In the late 19th century, Richard Henry laid a blueprint for modern conservation in New Zealand.
BY SABRINA IMBLERFEBRUARY 19, 2020
IN 1893, IN AUCKLAND, NEW Zealand, 48-year-old Richard Henry was going through a peculiar midlife crisis. It wasn’t for any of the usual reasons, such as a failed marriage (though he had one) or a failed career (though he had been chasing a dream job for several years), but rather it was over his obsession with flightless, moss-colored parrots called kākāpōs. Henry had observed the birds’ steep decline after mustelids, such as ferrets and stoats, were introduced to the country, and had spent much of the previous decade trying to convince scientists that the birds were in real danger of going extinct, write Susanne and John Hill in the biography, Richard Henry of Resolution Island. But Henry, who did not have traditional scientific training, went unheard by scientists. On October 3, a deeply depressed Henry attempted to shoot himself twice. The first shot missed and the second misfired, and Henry checked himself into the hospital, where doctors removed the bullet from his skull.

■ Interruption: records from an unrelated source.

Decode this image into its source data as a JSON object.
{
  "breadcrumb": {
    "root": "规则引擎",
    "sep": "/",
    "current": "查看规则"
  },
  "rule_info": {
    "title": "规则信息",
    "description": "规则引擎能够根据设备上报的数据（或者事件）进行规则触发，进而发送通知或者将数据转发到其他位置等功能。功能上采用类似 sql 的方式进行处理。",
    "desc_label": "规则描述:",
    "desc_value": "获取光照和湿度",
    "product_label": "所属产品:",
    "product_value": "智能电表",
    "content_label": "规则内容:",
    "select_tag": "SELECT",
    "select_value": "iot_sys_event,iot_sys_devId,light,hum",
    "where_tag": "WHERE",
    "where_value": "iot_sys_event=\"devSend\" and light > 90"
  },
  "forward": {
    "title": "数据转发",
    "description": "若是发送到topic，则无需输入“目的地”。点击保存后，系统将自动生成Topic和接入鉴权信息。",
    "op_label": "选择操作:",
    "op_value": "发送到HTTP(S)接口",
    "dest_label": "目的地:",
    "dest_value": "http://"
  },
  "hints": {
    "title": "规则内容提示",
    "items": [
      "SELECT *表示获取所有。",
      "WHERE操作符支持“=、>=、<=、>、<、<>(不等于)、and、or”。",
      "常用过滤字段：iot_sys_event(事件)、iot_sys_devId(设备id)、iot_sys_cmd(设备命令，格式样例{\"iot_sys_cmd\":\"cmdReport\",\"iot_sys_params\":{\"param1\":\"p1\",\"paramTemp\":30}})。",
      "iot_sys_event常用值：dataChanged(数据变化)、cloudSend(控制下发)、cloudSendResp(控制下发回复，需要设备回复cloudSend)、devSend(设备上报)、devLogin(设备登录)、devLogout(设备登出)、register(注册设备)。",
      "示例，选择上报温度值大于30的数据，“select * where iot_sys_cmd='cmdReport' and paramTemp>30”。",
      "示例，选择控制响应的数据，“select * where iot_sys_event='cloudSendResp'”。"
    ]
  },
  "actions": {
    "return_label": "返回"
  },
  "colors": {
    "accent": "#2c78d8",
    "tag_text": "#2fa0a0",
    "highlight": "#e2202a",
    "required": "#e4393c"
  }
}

Several months later, Henry got that dream job: caretaker of Resolution Island, an 80-square-mile, uninhabited hunk of rock off southern New Zealand that he hoped to turn into a predator-free sanctuary for kākāpōs and other native birds. For the next 14 years, he toiled away alone on the island in pursuit of this revolutionary conservation idea. He rowed hundreds native birds from the mainland, across choppy waters, to keep them safe from the snapping jaws of furry little predators.